Source records:

::::

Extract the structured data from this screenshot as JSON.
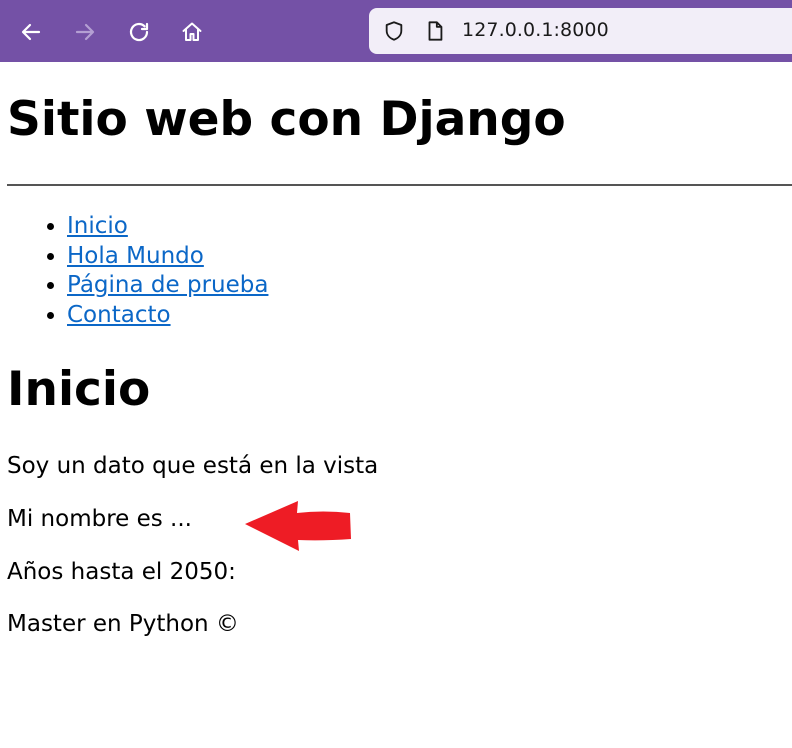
{
  "browser": {
    "url": "127.0.0.1:8000",
    "toolbar_color": "#7451a6"
  },
  "page": {
    "site_title": "Sitio web con Django",
    "nav": [
      {
        "label": "Inicio"
      },
      {
        "label": "Hola Mundo"
      },
      {
        "label": "Página de prueba"
      },
      {
        "label": "Contacto"
      }
    ],
    "section_title": "Inicio",
    "lines": [
      "Soy un dato que está en la vista",
      "Mi nombre es ...",
      "Años hasta el 2050:",
      "Master en Python ©"
    ]
  },
  "annotation": {
    "arrow_color": "#ee1c25"
  }
}
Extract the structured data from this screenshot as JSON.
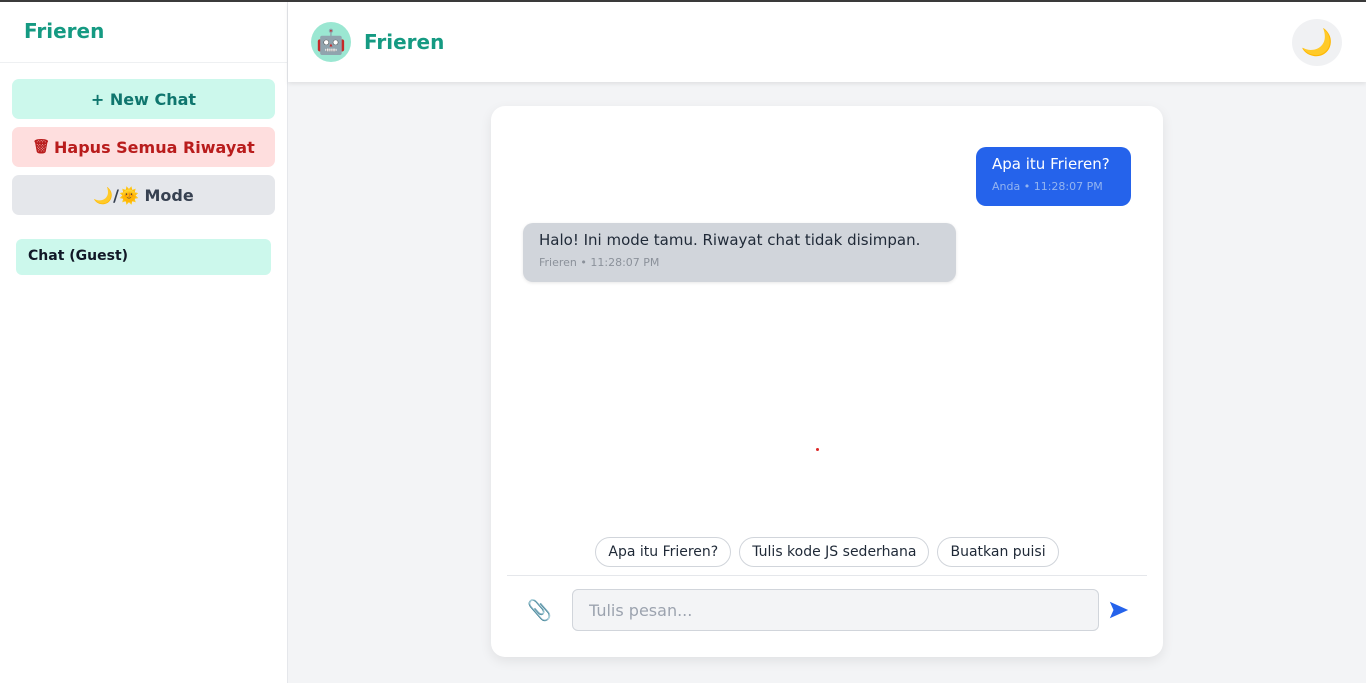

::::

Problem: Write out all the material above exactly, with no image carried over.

Solution for this problem:
Extract the structured data from this screenshot as JSON.
{
  "browser": {
    "url": "127.0.0.1:8000",
    "toolbar_color": "#7451a6"
  },
  "page": {
    "site_title": "Sitio web con Django",
    "nav": [
      {
        "label": "Inicio"
      },
      {
        "label": "Hola Mundo"
      },
      {
        "label": "Página de prueba"
      },
      {
        "label": "Contacto"
      }
    ],
    "section_title": "Inicio",
    "lines": [
      "Soy un dato que está en la vista",
      "Mi nombre es ...",
      "Años hasta el 2050:",
      "Master en Python ©"
    ]
  },
  "annotation": {
    "arrow_color": "#ee1c25"
  }
}
Extract the structured data from this screenshot as JSON.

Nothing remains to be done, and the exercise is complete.